The house occupies the crest of the hill, with ground falling away on all sides. It comprised four bedrooms, two bathrooms, two toilets, formal living and dining room, library and kitchen. The south-facing library features a unique sliding sash window with a lowering mechanism that allowed Truby to indulge in his hobby of astronomy. This feature was added later, not appearing on the original plans, but has all the hallmarks of a King-inspired idea.
A feature of the interior was the jarrah flooring in the living-room and study, which King admired in 'Olveston', the Theomin residence in Dunedin. A Gray Young trademark is the wooden panelling in most rooms. The living-room featured a handsome inglenook with built-in sofas alongside. The long verandah had French doors opening into several rooms. The doors and windows give views of the harbour, hills and open seas. Originally the property was terribly exposed, so one of Truby and Mary's first tasks was the planting of pine trees on the lower slopes at the property's extremities. They now partially obscure what would once have been breathtaking, if well-ventilated, views.
The house was completed in 1924 when King was sixty-six. Truby and Mary moved in before the builders had completed their work, having lost yet another servant at Tinakori Road. This time the reason for departure was quoted by Mary as insanity.6 It is not recorded who fell victim, but presumably it was the servant. Bella, in the meantime, had been in hospital for several months. She arrived at Melrose in time to make and hang curtains.
Wellington's reputation for extremes of weather is thoroughly deserved, and Melrose on a bad day would have been the last place a sane person would want to be. Not King, who staunchly insisted that 'there was always one side of the building that was totally sheltered'7 Many people wryly recall visitors arriving with umbrellas that had been blown inside-out. On a good day the Melrose property would have been spectacular, with panoramic views in air clear enough to see forever. The rest of the time only King's insouciance would mitigate against the elements. When hosting the New Zealand Institute of Architects in 1925, he praised Gray Young 'for securing page 181 the maximum amount of fresh air and sunshine without inconvenience from the various winds'.8 Whether he had to shout this into a howling gale was not recorded.

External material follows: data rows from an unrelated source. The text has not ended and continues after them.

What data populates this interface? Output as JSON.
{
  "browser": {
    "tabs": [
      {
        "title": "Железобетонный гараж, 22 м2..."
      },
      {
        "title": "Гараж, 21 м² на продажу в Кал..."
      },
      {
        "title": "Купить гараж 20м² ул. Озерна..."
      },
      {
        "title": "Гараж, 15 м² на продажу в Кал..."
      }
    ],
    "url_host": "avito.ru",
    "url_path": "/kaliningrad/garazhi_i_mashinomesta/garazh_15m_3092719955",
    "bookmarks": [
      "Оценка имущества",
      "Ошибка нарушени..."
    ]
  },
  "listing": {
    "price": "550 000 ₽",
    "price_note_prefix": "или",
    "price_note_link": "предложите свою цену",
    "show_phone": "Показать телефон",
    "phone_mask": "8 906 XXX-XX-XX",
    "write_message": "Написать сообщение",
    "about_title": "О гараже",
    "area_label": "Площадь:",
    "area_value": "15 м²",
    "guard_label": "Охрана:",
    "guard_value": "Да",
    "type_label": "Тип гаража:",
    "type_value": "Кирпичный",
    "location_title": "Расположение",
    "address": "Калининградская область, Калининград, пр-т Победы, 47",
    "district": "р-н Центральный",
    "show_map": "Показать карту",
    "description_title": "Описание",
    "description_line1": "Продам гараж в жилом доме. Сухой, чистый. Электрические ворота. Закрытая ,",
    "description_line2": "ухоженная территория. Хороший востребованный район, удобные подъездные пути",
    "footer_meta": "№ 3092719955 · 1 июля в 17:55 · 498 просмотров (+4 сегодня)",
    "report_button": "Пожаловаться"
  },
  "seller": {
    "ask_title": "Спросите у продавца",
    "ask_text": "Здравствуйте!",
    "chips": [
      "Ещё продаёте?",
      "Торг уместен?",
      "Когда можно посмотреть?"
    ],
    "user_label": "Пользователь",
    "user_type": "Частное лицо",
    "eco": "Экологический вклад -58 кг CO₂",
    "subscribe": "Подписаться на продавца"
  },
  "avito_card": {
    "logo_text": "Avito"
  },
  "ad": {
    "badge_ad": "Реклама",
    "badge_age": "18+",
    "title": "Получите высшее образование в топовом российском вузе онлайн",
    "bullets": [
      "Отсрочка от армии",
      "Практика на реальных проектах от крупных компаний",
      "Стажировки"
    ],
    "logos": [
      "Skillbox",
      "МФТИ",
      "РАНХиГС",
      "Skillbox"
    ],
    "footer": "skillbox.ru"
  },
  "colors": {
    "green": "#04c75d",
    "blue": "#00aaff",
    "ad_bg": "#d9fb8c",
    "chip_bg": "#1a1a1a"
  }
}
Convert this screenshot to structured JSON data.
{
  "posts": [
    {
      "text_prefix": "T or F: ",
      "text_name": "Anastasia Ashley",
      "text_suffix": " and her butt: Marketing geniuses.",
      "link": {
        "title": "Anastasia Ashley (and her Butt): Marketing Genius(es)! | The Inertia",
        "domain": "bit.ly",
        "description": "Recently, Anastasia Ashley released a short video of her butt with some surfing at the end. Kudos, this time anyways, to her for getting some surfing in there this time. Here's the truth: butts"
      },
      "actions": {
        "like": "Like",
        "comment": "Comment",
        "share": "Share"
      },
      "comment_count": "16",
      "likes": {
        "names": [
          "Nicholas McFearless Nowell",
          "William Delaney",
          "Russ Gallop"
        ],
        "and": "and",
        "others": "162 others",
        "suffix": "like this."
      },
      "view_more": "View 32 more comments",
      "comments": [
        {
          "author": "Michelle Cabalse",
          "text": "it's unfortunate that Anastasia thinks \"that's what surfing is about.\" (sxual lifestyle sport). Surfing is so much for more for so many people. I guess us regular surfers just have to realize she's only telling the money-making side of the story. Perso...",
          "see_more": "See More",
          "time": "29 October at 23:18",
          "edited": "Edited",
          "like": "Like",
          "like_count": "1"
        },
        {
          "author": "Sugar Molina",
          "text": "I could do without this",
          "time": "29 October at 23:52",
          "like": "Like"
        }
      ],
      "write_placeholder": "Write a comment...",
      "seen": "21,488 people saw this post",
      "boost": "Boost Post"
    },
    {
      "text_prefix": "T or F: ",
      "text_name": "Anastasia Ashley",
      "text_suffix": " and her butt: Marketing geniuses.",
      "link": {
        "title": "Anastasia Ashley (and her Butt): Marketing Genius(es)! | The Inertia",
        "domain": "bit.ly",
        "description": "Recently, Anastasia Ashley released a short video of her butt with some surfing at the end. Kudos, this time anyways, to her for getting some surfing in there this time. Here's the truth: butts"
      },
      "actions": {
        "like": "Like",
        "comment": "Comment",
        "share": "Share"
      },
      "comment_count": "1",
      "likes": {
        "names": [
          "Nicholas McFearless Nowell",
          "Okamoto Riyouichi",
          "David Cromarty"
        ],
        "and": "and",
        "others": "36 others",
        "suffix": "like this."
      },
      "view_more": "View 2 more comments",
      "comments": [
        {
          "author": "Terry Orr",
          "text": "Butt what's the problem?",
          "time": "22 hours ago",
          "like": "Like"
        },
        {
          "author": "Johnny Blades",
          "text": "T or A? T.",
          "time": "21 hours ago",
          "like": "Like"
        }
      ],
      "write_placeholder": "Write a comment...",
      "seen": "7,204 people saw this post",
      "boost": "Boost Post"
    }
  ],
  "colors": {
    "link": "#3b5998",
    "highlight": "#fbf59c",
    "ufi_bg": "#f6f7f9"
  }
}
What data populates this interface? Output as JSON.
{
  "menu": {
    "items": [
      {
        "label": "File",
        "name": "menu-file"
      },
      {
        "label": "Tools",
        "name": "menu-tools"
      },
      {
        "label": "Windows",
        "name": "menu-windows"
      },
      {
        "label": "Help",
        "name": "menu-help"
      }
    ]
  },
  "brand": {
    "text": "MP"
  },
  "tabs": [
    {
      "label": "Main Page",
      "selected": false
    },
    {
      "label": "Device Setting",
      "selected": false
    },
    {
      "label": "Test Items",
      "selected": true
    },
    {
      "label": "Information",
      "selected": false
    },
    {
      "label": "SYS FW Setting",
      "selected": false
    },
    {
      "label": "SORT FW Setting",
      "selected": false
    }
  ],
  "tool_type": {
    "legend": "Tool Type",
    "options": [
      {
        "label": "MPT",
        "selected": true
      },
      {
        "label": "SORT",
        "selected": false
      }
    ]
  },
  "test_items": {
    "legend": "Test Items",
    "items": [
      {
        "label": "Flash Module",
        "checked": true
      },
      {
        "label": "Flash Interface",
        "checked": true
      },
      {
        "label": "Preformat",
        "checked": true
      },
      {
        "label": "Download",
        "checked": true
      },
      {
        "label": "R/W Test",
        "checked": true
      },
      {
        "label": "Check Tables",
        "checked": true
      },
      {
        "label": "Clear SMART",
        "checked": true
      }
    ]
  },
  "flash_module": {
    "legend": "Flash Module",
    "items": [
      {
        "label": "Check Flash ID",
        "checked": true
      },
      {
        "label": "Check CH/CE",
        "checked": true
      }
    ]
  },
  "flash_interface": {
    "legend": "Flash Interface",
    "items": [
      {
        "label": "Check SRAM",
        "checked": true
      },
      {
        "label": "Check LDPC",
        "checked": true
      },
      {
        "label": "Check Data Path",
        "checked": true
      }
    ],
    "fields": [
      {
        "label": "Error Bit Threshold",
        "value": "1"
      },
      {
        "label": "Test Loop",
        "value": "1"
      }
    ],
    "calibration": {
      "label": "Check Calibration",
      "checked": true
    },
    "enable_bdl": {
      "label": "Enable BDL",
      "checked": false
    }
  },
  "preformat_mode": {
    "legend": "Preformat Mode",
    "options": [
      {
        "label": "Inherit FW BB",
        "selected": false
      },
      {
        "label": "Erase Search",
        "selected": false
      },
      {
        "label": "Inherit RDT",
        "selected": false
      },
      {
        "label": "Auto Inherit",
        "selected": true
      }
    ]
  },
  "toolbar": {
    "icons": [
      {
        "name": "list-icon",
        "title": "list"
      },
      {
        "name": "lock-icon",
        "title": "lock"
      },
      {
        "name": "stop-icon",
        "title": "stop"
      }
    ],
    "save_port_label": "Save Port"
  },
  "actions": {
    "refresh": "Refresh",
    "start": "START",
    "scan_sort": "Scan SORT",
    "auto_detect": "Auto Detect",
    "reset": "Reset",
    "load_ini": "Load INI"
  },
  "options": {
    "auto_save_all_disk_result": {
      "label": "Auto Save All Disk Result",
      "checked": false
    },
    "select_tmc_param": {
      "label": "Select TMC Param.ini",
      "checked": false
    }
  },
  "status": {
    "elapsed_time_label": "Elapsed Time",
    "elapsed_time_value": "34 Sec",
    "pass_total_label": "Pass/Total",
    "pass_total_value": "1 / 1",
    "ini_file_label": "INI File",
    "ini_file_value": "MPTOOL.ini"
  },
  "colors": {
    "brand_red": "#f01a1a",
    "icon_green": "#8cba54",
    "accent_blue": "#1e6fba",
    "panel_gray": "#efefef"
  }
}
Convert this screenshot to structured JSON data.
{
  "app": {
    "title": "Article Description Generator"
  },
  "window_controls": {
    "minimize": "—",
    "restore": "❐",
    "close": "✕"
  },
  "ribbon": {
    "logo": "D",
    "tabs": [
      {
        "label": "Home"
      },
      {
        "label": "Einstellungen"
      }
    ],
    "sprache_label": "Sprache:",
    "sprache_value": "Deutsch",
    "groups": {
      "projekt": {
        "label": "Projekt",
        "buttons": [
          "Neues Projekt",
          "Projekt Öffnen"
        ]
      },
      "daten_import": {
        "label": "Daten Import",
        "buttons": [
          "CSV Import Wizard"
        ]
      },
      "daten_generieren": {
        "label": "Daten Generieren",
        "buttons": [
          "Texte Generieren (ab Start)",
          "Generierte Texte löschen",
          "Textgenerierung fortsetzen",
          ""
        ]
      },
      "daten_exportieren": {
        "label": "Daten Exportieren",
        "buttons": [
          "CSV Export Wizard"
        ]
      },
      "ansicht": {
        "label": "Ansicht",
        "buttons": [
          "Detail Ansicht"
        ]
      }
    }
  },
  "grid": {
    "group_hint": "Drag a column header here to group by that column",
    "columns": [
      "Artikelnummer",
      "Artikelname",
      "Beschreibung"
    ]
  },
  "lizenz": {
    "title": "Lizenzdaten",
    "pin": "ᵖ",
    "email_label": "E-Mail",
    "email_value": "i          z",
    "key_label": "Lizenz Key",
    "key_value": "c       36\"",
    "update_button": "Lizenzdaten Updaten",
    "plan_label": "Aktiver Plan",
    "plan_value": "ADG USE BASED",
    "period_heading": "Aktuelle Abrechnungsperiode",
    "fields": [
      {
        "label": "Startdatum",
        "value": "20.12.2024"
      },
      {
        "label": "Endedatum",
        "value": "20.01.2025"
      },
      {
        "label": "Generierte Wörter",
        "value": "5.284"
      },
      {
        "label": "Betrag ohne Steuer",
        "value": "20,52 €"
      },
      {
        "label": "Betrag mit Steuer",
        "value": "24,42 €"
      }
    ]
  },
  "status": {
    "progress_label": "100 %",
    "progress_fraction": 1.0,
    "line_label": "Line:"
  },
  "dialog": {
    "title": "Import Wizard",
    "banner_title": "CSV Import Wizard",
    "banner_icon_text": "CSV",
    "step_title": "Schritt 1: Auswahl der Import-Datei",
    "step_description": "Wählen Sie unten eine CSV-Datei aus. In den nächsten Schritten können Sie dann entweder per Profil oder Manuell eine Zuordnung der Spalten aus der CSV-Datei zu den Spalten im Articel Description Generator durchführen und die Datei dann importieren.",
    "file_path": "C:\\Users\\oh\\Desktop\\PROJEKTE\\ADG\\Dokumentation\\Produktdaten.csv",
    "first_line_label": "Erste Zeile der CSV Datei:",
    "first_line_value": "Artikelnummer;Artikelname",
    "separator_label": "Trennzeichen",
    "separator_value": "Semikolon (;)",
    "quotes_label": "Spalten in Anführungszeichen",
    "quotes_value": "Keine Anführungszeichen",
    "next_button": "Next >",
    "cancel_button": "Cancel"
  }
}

With the house complete, there remained a nagging problem, but for Truby King not an insoluble one: an unsightly neighbouring property. Where lesser people might have positioned a tree to obscure the perceived eyesore, he purchased the house, rectified the elements he found objectionable, had it painted, split it into three flats and let them out. It is questionable whether the rentals received justified the outlay in expense, but Truby was satisfied.
Two years later Isabella King died of a cerebral haemorrhage. She had been unwell for the past five years or more. Truby buried her in Porirua Cemetery alongside an old friend. He immersed himself in work, but it was apparent that he was severely diminished by Bella's death. Mary reported: 'He showed little sign of outward sorrow, but he was a broken man. Only those who knew him well realised what he was suffering.'9
1 Anene Cusins-Lewer, The Karitane Hospital in Wellington: Swaddled Babies and Muffled Walls', Victoria University of Wellington School of Architecture, p. 4.
2 Ibid., p. 4.
3 Chris Cochran, 'Truby King House', Conservation Report, Wellington, 1992, p. 8.
4 Ibid., p. 14.
5 Boffa Miskell, Truby King Park Conservation and Management Plan, Wellington, 1992, p. 8.
6 King, Truby King — The Man, p. 300.
7 Ibid., p. 310.
8 Cusins-Lewer, 'The Karitane Hospital in Wellington: Swaddled babies and Muffled Walls', p. 1.
9 King, Truby King — The Man, p. 306.